|Description||Charles W. Myles, Ph.D.|
Professor, Department of Physics
Texas Tech University
Novel, Open Framework Crystalline Materials Based on the Group IV Elements
The Group IV elements Si, Ge, and Sn can crystallize in the well-known diamond lattice structure, which is the ground state phase for each. It is less well-known that these elements can also form novel crystalline solids, called clathrates because of structural similarities to clathrate hydrates. Group IV clathrates are metastable, expanded volume phases. As in the diamond structure, in the clathrates, the atoms are tetrahedrally coordinated in sp3 covalent bonding configurations with their near-neighbors.
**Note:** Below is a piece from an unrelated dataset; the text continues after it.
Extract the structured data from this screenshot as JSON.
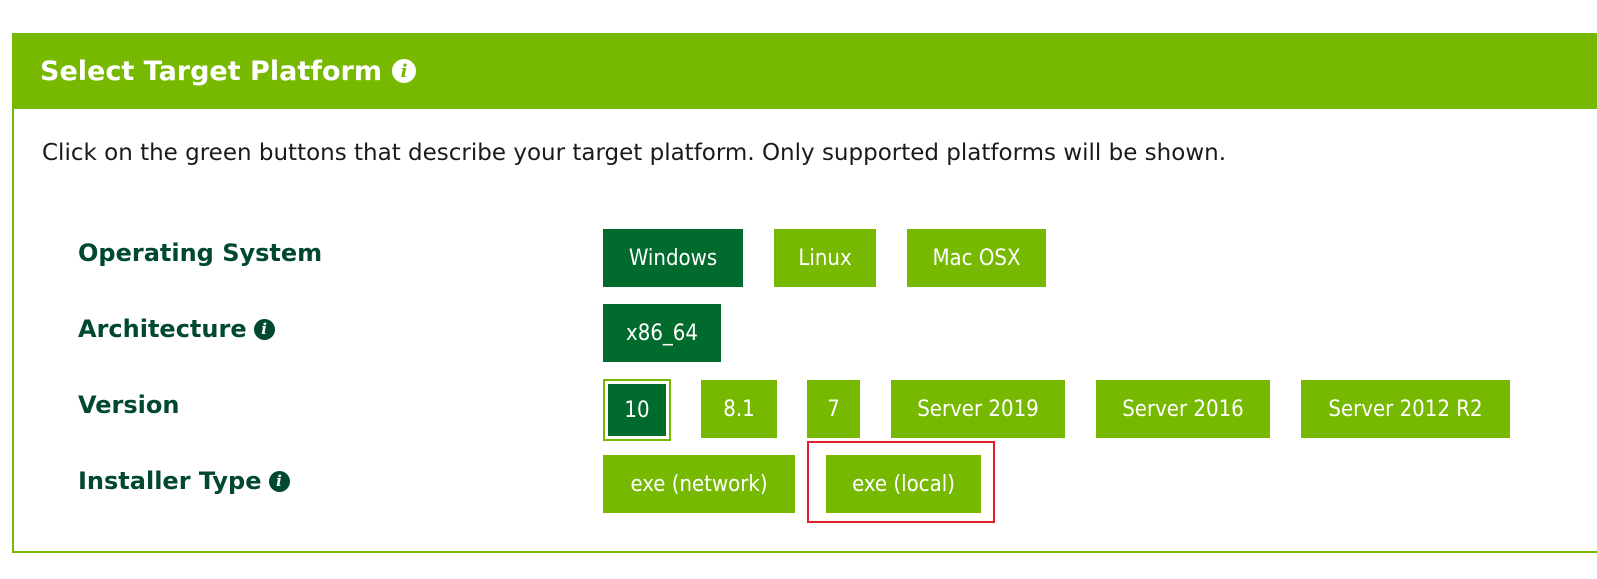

In contrast to the diamond lattice, however, the
clathrates contain pentagonal rings of atoms and their lattices are open frameworks containing large (20-, 24-,28-atom) “cages”. The two common clathrate varieties are Type I, a simple cubic lattice with 46 atoms per unit cell and Type II, a face centered cubic lattice with 34 atoms per unit cell. The cages can contain weakly bound
impurities (“guests”), usually Group I or Group II atoms. A reason that the clathrates are interesting is that the choice of guest may be used to tune the material properties. The guests act as electron donors, but because of their weak bonding, they have only small effects on the host electronic structures. However, they can vibrate
with low frequency vibrational modes, which can strongly affect the vibrational properties. Some laboratory-synthesized, guest-containing clathrates show great promise for thermoelectric applications precisely because the guests only weakly perturb the electronic properties, while strongly affecting the vibrational properties.
In this talk, the clathrates and their lattices will be introduced. The results of calculations of the properties of some Si, Ge and Sn-based Type I and Type II clathrates will then be presented. Where data is available, some
results will be compared with experiments. Our calculations are motivated by experiments performed by the G. Nolas group at the U. of South Florida. The calculations used a density-functional based, planewave, pseudopotential method. The results include equations of state, structural parameters, electronic bands,
vibrational spectra, mean-square atomic displacements, and thermodynamic properties. Some recent results, obtained in collaboration with some of my present and former students will be discussed.
For more information, please contact: Dr. Jay Dittmann 254-710-2275